Try it → Which lines of the entries contain the string "Pendente"? Please find them and copy them.

Dataset →
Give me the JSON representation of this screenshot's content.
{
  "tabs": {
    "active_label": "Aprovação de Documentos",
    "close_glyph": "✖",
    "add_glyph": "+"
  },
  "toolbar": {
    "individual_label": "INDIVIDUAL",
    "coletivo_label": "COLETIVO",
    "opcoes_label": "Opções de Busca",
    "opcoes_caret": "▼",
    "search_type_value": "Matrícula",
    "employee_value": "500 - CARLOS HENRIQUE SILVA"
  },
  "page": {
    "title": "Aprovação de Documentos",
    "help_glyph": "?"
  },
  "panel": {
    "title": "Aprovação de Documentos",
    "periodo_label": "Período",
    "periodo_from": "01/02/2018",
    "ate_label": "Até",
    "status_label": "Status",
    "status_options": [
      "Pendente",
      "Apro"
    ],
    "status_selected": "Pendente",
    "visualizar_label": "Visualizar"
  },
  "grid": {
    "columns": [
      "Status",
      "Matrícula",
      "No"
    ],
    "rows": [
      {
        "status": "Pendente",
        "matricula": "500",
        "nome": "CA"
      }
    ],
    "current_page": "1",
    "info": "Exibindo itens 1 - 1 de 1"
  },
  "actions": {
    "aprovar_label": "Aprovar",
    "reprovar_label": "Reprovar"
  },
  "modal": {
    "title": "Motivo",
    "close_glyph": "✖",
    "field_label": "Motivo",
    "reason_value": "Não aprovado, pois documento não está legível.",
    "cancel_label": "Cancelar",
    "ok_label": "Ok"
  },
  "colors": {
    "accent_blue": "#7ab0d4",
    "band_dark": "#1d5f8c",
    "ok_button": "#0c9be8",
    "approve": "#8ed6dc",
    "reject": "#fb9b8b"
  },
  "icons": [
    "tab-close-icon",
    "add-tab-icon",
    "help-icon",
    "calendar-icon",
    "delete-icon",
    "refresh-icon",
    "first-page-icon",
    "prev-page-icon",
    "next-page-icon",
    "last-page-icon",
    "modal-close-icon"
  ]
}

Final answer →
      "Pendente",
    "status_selected": "Pendente",
        "status": "Pendente",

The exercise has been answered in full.